The mother of 2 year and 2 month old Evan began crying soon after she entered my office. “I don’t know what to do with my son. He’s so stubborn”, she said. “He doesn’t listen and he’s so disobedient. I tell him to do something and he ignores me or says ‘no.’ He was such a calm baby and now he’s this uncontrollable hellion.” Once mother understood that Evan was attempting to assert himself and explore the world, now that he could walk and express himself through words, even if his favorite one at the moment was “no”, she was able to calm down. As I explained the role of negativism in her son’s development, mother relaxed. Over the course of a few follow-up sessions, once she fully grasped that Evan was not being willfully disobedient. Mother was able to enjoy his determination to do things his own way. He remained a handful, constantly in motion and needing nearly constant attention. However, “I don’t know what to do with him” changed to “That’s my boy!”
A Stable Sense of Self and Other
By approximately age 3, and sometimes before, the toddler has developed a capacity which is at the core of all interactions with others for the remainder of life, namely the mental ability to maintain memories and images of the parents and other important persons for extended periods of time in their absence. So equipped, the young child is capable of providing himself or herself with emotional sustenance and relatedness..Mom and Dad and other important persons are captured and maintained in memory and can be related to and manipulated through fantasy. This capacity sets the stage for more complicated involvement with others in later stages of development. During the preschool years, the ability to maintain these vital mental images is jeopardized by prolonged absences from the primary caretakers. As childhood progresses, this danger diminishes.
In adults, the ability to maintain mental pictures and memories of figures from the past, even after prolonged absences, is almost unlimited. For example, think of a special childhood friend or college roommate whom you have not seen for many years. The mental image of the person can be readily recalled along with associated memories and feelings. Meeting such an individual after an absence of many years (often at high school reunions) demonstrates the tenacity of such images (and is often shocking because of the discrepancy between the mental picture based on the past and his or her current appearance and behavior.). Of course, before you criticize, take a look in the mirror. Unfortunately, it works both ways.
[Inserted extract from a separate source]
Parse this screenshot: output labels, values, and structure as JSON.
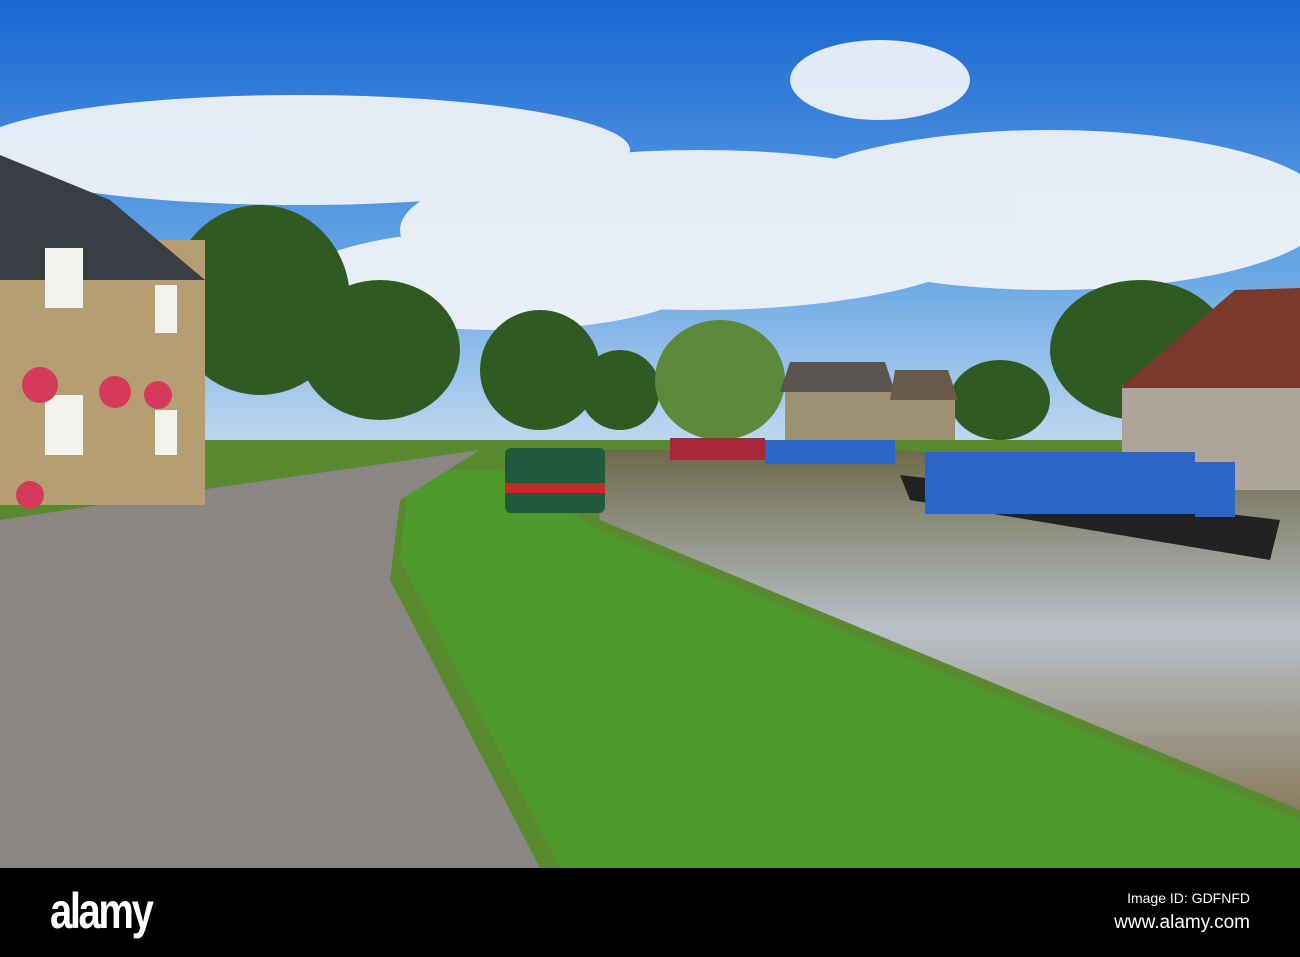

By the middle of the second year, toddlers begin to think of themselves as separate beings and have a mental picture of their appearance. By the age of 3 and often before, a stable core of self identity is firmly established.
See Guiding Your Toddler's Development